On election night, as political analysts were coming to terms with the possibility of a Trump presidency, the Dow Jones futures plummeted over 800 points, and Japan's benchmark Nikkei 225 plunged more than 6.1%. Investors across the country went to sleep with nightmares of protectionism (Smoot-Hawley Trade Tariffs 2.0) and the fiscal train wreck that a Trump presidency might bring.
But by the start of trading on November 9th, Dow futures had recouped most of their losses, and it didn't take long for the erstwhile despondent equity markets to turn sharply positive.
America reached a sudden epiphany that it perhaps had elected a pro-growth champion in the White House with an obsequious Republican Congress. Therefore, for those on Wall Street it became once again "Morning in America."
However, I would warn that before you pile your life savings into an S&P 500 ETF and fall into a complacent slumber, it's important to explain why the markets have gotten ahead of themselves and where things can go very wrong from here.
The earnings rebound for equities had been predicated on a falling USD and an oil price rebound. Most importantly, markets had relied upon the Fed's provision of artificially-low interest rates as far as the eye can see. However, oil prices have fallen from over $51 a barrel a month ago to $45 today. The dollar index has risen from 98.61 before the election to over 101, which is a fourteen-year high, and long-term interest rates are now spiking.
According to Reuter's, interest rates on the 30-year fixed mortgage averaged 3.95%, up from 3.77% the prior week, the highest level since January of this year. Rates on the 15-year Fixed-rate and Five-year adjustable-rate mortgage rose to their highest levels since March. This has already started to take its toll on mortgage refinancing, as the MBA's weekly measure of application activity for refi's fell 10.9% last week. This is soon to be exacerbated when the Fed resumes its rate hiking mode in December.
But it's not just interest rates in the U.S. that are rising; rates are spiking all around the globe. For example, the Italian Ten-year yield has jumped an incredible 45% in the past few trading sessions.
But the perma-bulls on Wall Street, who first warned that a Trump presidency would be a disaster, now believe that a drastic rise in rates around the world will be ameliorated by a bit more growth here in the United States sometime in the future. But the President's protectionist trade policies and massive deficits will be an offset to much of his growth measures.
And while relief on taxes and regulations is something to celebrate, as of now, not one dollar of taxes has been cut, not one regulation has been reduced, and not one shovel for a "shovel ready job" has been purchased.
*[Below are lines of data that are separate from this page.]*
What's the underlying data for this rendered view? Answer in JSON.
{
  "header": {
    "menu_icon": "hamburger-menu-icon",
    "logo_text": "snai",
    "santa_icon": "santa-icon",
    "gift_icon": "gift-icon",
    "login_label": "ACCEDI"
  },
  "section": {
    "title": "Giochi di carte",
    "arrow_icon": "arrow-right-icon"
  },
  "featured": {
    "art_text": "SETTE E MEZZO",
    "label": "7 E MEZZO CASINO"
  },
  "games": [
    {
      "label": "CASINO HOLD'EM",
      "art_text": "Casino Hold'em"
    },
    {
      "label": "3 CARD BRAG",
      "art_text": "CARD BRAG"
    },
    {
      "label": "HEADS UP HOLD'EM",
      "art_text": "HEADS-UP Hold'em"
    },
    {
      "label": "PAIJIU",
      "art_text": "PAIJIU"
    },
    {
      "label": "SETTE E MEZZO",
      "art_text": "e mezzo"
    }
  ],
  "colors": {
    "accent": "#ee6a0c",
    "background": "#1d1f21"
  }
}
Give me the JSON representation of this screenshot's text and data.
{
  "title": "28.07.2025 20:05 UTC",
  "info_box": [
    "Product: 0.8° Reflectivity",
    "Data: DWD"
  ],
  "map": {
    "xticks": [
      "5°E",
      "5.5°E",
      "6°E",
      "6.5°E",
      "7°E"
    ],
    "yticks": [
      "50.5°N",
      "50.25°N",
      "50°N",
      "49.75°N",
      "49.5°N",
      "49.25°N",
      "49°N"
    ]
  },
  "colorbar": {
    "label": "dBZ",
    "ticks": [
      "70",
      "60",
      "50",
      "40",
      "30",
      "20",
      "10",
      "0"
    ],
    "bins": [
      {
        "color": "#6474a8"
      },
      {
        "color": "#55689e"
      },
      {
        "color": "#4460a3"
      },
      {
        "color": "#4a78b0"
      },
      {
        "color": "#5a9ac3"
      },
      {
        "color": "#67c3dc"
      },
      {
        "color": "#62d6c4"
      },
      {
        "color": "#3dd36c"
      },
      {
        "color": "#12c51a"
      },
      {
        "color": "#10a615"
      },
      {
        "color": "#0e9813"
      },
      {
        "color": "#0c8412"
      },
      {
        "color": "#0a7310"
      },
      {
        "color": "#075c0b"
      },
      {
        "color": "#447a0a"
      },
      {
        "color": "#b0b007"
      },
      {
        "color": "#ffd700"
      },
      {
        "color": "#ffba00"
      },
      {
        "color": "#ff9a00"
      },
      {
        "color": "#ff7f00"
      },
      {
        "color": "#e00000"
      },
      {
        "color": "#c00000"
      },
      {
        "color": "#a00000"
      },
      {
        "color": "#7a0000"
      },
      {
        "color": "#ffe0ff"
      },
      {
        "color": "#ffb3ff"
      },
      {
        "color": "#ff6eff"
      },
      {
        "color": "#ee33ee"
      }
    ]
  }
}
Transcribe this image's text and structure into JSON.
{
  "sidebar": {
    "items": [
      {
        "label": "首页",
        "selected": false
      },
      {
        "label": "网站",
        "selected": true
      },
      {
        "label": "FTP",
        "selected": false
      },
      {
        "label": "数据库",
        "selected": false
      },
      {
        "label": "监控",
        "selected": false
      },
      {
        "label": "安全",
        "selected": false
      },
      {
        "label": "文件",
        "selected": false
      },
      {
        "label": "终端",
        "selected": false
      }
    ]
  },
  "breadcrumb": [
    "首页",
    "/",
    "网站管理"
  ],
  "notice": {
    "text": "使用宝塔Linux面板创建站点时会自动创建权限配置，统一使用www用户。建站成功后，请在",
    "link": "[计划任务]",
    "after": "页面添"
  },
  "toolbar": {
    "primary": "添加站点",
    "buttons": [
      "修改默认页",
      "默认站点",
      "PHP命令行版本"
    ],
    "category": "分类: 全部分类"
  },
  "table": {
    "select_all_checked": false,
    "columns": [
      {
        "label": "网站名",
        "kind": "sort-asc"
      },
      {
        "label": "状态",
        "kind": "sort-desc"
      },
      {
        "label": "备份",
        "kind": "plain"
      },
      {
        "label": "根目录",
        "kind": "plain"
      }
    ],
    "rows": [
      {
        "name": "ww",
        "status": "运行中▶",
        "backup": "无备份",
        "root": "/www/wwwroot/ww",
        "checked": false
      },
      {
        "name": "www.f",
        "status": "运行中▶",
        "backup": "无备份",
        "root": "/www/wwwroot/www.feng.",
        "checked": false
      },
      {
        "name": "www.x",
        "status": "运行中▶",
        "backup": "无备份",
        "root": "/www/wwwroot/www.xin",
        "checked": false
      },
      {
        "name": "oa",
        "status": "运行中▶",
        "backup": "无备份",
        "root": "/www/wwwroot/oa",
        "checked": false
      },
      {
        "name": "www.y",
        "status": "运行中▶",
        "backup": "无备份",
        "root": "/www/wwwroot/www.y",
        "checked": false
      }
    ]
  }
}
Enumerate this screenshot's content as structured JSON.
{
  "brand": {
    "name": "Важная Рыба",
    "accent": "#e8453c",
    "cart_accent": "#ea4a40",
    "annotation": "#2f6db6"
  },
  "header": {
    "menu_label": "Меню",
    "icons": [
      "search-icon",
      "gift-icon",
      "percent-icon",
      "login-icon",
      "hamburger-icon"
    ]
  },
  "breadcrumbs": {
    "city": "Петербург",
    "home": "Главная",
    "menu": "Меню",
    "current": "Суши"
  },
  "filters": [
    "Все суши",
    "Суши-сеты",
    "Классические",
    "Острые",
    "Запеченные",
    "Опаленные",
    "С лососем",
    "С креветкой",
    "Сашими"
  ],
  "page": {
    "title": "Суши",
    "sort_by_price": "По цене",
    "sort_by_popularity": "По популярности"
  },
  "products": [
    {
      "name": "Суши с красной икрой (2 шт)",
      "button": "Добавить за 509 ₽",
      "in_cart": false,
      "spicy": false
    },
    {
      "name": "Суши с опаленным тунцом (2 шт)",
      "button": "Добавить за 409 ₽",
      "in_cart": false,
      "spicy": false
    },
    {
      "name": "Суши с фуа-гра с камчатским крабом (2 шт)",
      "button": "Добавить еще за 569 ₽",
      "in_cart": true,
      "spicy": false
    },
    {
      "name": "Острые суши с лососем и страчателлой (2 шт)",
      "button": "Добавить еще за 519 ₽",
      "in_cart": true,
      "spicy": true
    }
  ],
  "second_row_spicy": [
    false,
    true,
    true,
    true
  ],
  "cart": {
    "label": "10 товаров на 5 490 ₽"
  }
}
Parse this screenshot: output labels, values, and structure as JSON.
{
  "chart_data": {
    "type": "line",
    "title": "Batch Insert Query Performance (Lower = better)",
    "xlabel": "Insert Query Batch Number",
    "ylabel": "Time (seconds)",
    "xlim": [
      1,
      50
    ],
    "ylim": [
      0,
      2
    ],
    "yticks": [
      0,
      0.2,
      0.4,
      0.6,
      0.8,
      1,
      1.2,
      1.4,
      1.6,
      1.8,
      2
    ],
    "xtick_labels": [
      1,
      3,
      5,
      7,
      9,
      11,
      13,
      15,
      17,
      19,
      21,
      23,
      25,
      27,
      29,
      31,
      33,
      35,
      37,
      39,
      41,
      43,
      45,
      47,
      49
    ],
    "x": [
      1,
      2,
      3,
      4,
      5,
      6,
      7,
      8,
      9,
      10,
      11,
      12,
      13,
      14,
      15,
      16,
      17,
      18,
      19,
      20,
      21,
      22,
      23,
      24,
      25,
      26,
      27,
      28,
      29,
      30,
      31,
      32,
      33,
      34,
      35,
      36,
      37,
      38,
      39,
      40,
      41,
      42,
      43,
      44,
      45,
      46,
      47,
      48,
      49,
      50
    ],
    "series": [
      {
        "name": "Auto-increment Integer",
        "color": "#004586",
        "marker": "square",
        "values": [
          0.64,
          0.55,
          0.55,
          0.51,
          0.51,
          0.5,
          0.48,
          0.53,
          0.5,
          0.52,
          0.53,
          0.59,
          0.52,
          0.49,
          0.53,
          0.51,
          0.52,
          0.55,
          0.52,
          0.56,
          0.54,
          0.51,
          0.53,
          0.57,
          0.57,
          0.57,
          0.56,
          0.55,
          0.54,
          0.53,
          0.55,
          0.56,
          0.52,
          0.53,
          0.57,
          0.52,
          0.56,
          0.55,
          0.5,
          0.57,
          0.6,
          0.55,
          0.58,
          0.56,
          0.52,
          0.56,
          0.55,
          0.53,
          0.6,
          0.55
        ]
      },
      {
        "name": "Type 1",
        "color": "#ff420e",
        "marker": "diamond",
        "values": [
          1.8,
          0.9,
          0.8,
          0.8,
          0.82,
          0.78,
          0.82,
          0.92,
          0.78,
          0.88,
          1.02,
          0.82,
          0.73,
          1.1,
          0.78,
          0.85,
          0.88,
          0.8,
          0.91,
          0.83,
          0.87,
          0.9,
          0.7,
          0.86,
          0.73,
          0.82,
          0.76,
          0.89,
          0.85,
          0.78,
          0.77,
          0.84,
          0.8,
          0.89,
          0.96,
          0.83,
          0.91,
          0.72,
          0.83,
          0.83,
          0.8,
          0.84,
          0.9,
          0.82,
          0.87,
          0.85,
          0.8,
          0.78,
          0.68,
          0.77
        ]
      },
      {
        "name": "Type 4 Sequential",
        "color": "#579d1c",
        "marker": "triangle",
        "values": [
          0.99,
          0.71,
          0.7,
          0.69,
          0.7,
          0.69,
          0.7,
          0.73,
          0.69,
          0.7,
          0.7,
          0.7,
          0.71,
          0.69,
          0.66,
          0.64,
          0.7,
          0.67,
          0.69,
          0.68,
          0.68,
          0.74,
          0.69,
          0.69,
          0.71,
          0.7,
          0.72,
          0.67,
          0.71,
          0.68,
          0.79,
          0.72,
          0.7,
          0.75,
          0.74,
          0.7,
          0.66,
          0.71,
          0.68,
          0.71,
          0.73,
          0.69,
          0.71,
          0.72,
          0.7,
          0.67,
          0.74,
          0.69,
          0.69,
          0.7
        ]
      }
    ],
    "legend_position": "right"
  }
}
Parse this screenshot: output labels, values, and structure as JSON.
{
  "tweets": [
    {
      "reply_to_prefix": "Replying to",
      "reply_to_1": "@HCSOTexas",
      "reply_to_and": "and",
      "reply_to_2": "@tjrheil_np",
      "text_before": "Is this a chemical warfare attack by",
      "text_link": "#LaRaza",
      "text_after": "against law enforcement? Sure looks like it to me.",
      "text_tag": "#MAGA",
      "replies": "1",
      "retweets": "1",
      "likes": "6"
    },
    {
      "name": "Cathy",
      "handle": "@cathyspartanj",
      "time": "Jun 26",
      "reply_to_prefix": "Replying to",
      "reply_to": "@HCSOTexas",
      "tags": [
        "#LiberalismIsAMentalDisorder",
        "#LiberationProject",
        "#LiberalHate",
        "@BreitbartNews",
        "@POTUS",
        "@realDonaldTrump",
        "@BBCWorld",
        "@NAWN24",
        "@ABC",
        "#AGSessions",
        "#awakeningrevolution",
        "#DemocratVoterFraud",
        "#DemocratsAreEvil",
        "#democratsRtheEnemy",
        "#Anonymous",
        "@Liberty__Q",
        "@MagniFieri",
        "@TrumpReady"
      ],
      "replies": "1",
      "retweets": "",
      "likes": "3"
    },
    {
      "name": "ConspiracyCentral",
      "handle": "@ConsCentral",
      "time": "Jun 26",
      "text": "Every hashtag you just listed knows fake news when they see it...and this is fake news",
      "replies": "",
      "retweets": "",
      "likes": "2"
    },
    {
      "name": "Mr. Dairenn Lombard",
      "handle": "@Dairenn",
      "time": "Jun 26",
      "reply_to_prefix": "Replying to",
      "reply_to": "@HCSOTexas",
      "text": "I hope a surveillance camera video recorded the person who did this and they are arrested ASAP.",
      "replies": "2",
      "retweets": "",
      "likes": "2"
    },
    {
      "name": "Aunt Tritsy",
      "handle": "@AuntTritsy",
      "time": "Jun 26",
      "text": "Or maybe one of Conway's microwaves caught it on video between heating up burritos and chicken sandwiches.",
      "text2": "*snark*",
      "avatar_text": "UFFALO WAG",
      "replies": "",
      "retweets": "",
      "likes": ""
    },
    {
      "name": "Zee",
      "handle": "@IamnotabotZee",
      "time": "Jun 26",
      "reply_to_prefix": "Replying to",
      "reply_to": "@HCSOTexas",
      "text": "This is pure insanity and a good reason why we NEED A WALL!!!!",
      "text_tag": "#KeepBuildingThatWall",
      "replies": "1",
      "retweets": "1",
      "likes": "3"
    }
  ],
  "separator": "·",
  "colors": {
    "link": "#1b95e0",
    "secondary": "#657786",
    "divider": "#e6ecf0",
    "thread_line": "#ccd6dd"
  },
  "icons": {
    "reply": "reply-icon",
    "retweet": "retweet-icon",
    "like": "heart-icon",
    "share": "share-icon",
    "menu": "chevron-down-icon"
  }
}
The point is that rising rates could send the anemic U.S. economy into a recession before any of Trump's plans come to fruition.
And certainly, U.S. economic growth will not get any help from Emerging Markets (EM). As the significant correction in EM shares immediately following the election is foreboding tough times are ahead for these nations that are strapped with huge amounts of dollar denominated debt.
But perhaps the most important point to remember is that during the Regan Revolution, which started back in the early 1980's, morning in America didn't come overnight. It took time for those harmful Keynesian fiscal and monetary policies to work themselves through the system. It took almost two years for that imbalance to rectify, and for dawn to break for both the economy and equities. But today's imbalances are far greater than what was extent in 1980.
In November of 1980, the S&P 500 was 140; and it was at the same level in November of 1982. It wasn't until 1983 that the S&P 500 saw significant moves higher. Furthermore, the U.S. economy experienced two major recessions during that timeframe, as then Fed Chair Paul Volker squeezed the harmful monetary policies of the 1970's out of the economy. The first recession occurring between January and July 1980 and the other from July 1981 to November of 1982.
Ronald Regan reduced the top rate income tax bracket from 70% to 50%. According to CNN Money, the amalgamated plan proposed by Trump and the House could lower the top bracket to 33%. However, the top tax rate currently sits at 39.6%. Therefore, tax reductions, although good news, will not have the same effect as it did in the 80's. This is because marginal rates will only fall a few percentage points on those job creators, rather than the 20 percentage points enjoyed under Regan.
Furthermore, debt levels as a percentage of GDP back during the Regan Revolution pale in comparison to those of today. A rapid increase in interest rates will make the cost to service debt extremely onerous. Add to this the massive amount of infrastructure spending that Trump has proposed and we are likely to see much larger deficits and eventually much weaker GDP growth.
Finally, as seen in the chart below, stocks began the decade of the 80's with a very modest price to earnings multiples and therefore had a lot of room to run. It's less likely that Trump's "Morning in America" will be as favorable for stocks give today's lofty PE's.
The stock market is a forward-looking indicator. And while it is uplifting to see it anticipate better news for the economy, investors should understand that a massive bubble in the bond market isn't going to unwind with impunity-especially in light of the already overvalued stock market and the huge increase in leverage ratios that exist today. That truth extends to most asset classes and the global economy. Trump may end up turning Mourning in America to Morning...but a surging interest rates may bring Midnight first.